  8. If you get seriously sick, injured or (God forbid) have a major emergency, your horse will still need to be cared for until the crisis passes.  I went through three major spinal operations in a row and caring for my large animals was a constant worry, both during the surgery and lengthy hospital stays, as well as the 6-12 months of recovery that followed. I also lost both parents in quick succession and suddenly had to travel home for an extended period of time. Again, it was a scramble to cover my bases at home and I really didn’t need that extra stress then. If you have livestock at home and you don’t have tons of pasture then you HAVE to be home a minimum of twice a day, 365 days a year. (I feed hay four times a day, so I’m on an even tighter schedule) Sometimes that’s a great excuse to leave an event early, but more often than not there will be times when this will seriously cramp your style or create a lot of stress.
  9. If your horse develops a sudden health problem you’ll have the support and help of other knowledgeable people. The first time one of my horses got baldy injured it was a major wake-up call, and I soon realized how complicated things can get in the blink of an eye. I was working full time and not having any backup help at home was a huge juggling act with a horse that needed hands-on care and meds three times a day for several weeks on end.

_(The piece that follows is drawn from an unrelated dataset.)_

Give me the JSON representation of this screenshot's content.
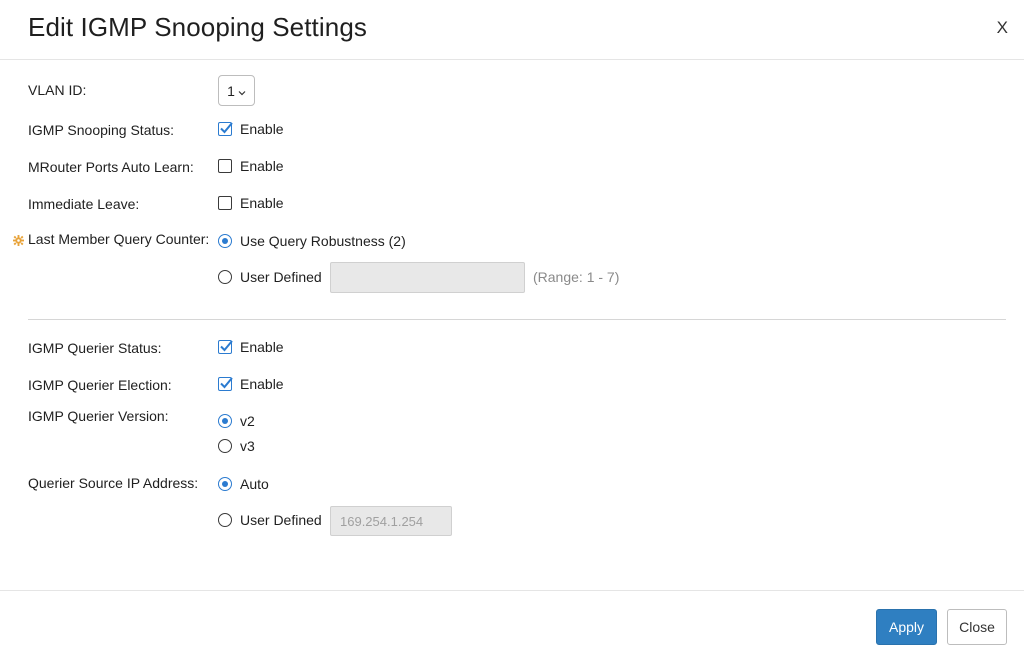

  10. All the leg work has to be done by you. Getting hay, loading and unloading grain, spreading the manure pile, cleaning and filling water tanks, barn repairs, etc. If you only have so much time to ride, those chores will take a big bite out of your saddle time. And the older you get the heavier those bales feel! And speaking of bales, hay brokers here would rather sell hay to big barns in larger quantities than deal with the smaller lots that backyard folks require. We have a small barn that can’t store lots of hay so we never get any price breaks. Hay goes for $6-$9 a bale here unless you can buy and store large quantities. For this reason alone we’re now looking to build a second building just to house hay. (Cha-ching!) Hay is too costly to buy in smaller quantities and it’s becoming more and more difficult to find at certain times of the year. Getting and storing good quality hay is a constant worry for backyard folks.

I know there are advantages to having your horse at home because I’ve lived that way all my life. But I have friends who must board and truth be told, sometimes we envy each other for very different reasons. I think people who board like to fantasize about the improved relationship they’d have with their horse if it lived at home with them. Frankly, I think that’s a bunch of bunk. My horses don’t like me more because I’m the one who feeds them. And when one of my friends hops a plane to head out for a vacation I like to remind them I’ve flown someplace for fun only four times in the last 25 years.

Opinions?